Set in the Rocky Mountains of southeastern British Columbia, Kootenay National Park is a 1,406 square kilometre (543 sq mi) land of startling contrasts.
Kootenay National Park is an area of incredible scenery and abundant wildlife. The park’s long narrow profile is packed full towering summits and hanging glaciers that meet narrow chasms, broad forested valleys, arid grasslands and colour-splashed mineral pools. The best way to experience the park is to travel the 106 kilometre long Banff-Windermere Highway (Hwy 93 south) which cuts through the park from north to south and connects it to Banff National Park.
Every twist and turn of the parkway reveals something interesting to explore.
Visitors travelling along this route will discover an ever-changing panorama and an immense variety of plant life. You will find everything from alpine tundra in the upper reaches, to stands of Douglas Fir and tiny prickly pear cactus at lower altitudes in the south.

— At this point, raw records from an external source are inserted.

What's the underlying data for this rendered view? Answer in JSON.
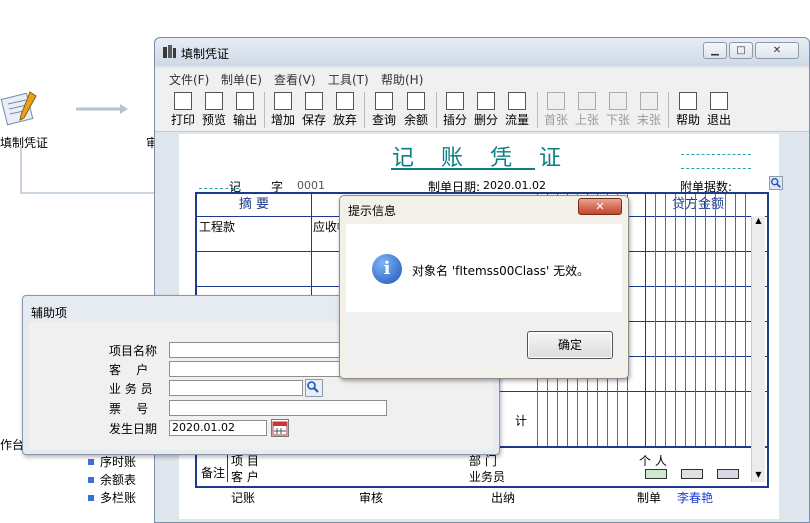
{
  "background": {
    "workflow_label": "填制凭证",
    "next_label_cut": "审",
    "workbench_label": "作台",
    "side_list": [
      "序时账",
      "余额表",
      "多栏账"
    ]
  },
  "window": {
    "title": "填制凭证",
    "menu": [
      "文件(F)",
      "制单(E)",
      "查看(V)",
      "工具(T)",
      "帮助(H)"
    ],
    "toolbar": [
      {
        "label": "打印",
        "icon": "printer-icon",
        "enabled": true
      },
      {
        "label": "预览",
        "icon": "preview-icon",
        "enabled": true
      },
      {
        "label": "输出",
        "icon": "export-icon",
        "enabled": true
      },
      {
        "label": "增加",
        "icon": "add-icon",
        "enabled": true
      },
      {
        "label": "保存",
        "icon": "save-icon",
        "enabled": true
      },
      {
        "label": "放弃",
        "icon": "undo-icon",
        "enabled": true
      },
      {
        "label": "查询",
        "icon": "binoculars-icon",
        "enabled": true
      },
      {
        "label": "余额",
        "icon": "balance-chart-icon",
        "enabled": true
      },
      {
        "label": "插分",
        "icon": "insert-row-icon",
        "enabled": true
      },
      {
        "label": "删分",
        "icon": "delete-row-icon",
        "enabled": true
      },
      {
        "label": "流量",
        "icon": "flow-icon",
        "enabled": true
      },
      {
        "label": "首张",
        "icon": "first-icon",
        "enabled": false
      },
      {
        "label": "上张",
        "icon": "prev-icon",
        "enabled": false
      },
      {
        "label": "下张",
        "icon": "next-icon",
        "enabled": false
      },
      {
        "label": "末张",
        "icon": "last-icon",
        "enabled": false
      },
      {
        "label": "帮助",
        "icon": "help-icon",
        "enabled": true
      },
      {
        "label": "退出",
        "icon": "exit-icon",
        "enabled": true
      }
    ]
  },
  "voucher": {
    "title": "记 账 凭 证",
    "type_label": "记",
    "zi_label": "字",
    "number": "0001",
    "date_label": "制单日期:",
    "date": "2020.01.02",
    "attach_label": "附单据数:",
    "col_summary": "摘 要",
    "col_credit": "贷方金额",
    "row1_summary": "工程款",
    "row1_account": "应收帐",
    "total_label": "计",
    "memo_label": "备注",
    "project_label": "项 目",
    "customer_label": "客 户",
    "dept_label": "部 门",
    "individual_label": "个 人",
    "salesman_label": "业务员",
    "bottom": {
      "bookkeep": "记账",
      "review": "审核",
      "cashier": "出纳",
      "maker_label": "制单",
      "maker": "李春艳"
    }
  },
  "message_dialog": {
    "title": "提示信息",
    "message": "对象名 'fItemss00Class' 无效。",
    "ok": "确定"
  },
  "aux_dialog": {
    "title": "辅助项",
    "fields": [
      {
        "label": "项目名称",
        "value": ""
      },
      {
        "label": "客    户",
        "value": ""
      },
      {
        "label": "业 务 员",
        "value": ""
      },
      {
        "label": "票    号",
        "value": ""
      },
      {
        "label": "发生日期",
        "value": "2020.01.02"
      }
    ]
  },
  "colors": {
    "voucher_title": "#0a7f84",
    "grid_blue": "#1c3b8a",
    "maker_name": "#1c3fd0"
  }
}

The drive also offers opportunities for viewing Rocky Mountain bighorn sheep, mountain goats, elk, and mule and whitetail deer.
For those who enjoy a good hike, there is a choice of more than 200 kilometres (125 mi) of hiking trails, both casual and challenging, that originate from alongside the highway. There are also a number of breathtaking attractions that stem from the parkway.
At Marble Canyon, a fascinating self-guided nature trail crosses a narrow gorge eroded by the waters of Tokumm Creek. A connector trail from Marble Canyon leads 3.2 km to a cold mineral spring known as the Paint Pots. At the Paint Pots, the iron in the water has seeped into the region’s clay, giving it a vivid orange colour. Long before Europeans began settling in this area, First Nations people from both sides of the Great Divide gathered the clay for decoration and trade and considered the area to be sacred.
The most popular attraction in the park, is the Radium Hot Springs hot pools, located at the southern end of the park. These natural mineral springs are heated deep in the earths crust and are the perfect remedy for travellers’ weary bones. The hot springs are set against a gorgeous rock outcrop – the most natural of settings of all the hot pools in the mountain national parks.
What to See and Do:
Winter: Cross-country skiing, snowshoeing, parkway sightseeing and wildlife watching – elk, moose, bighorn sheep, coyotes, wolves, owls, showshoe hares. Hot springs swimming and soaking.
Spring: Late-season ski touring and snowshoeing, parkway walks at low elevations. Wildlife viewing – black and grizzly bears, elk, deer, moose, bighorn sheep, mountain goats, coyotes, wolves, owls, snowshoe hares, ground squirrels, migratory birds including bald and golden eagles, songbirds, ducks and hawks.
Summer: Hiking, backpacking, parkway sightseeing and wildlife viewing (same as above, including marmots) swimming, picnicking, whitewater paddling, cycling, interpretive programs.
Fall: Late season hiking and backpacking until early October, parkway sightseeing and wildlife viewing (same as wildlife viewing in spring – elk and bighorn sheep in rut. Also, Kokanee salmon spawn in Kootenay and Vermilion Rivers where bald eagles come to prey on them.)
Park Services and Facilities: Picnic or day-use facilities, hiking trails, swimming facilities, fishing, concession, gift/souvenir shop.
Redstreak Campground (242 sites), open early-May to mid-October, 19 walk-in tent sites, 50 power/water/sewer sites, 38 sites with electricity, 125 unserviced sites, 10 oTENTik tent-cabins, shower, fee, reservations recommended on long weekends and from mid-June until early September.
McLeod Meadows (88 sites), open late June to early September, unserviced, fee.
Marble Canyon (61 sites), open late June to early-September, unserviced, fee.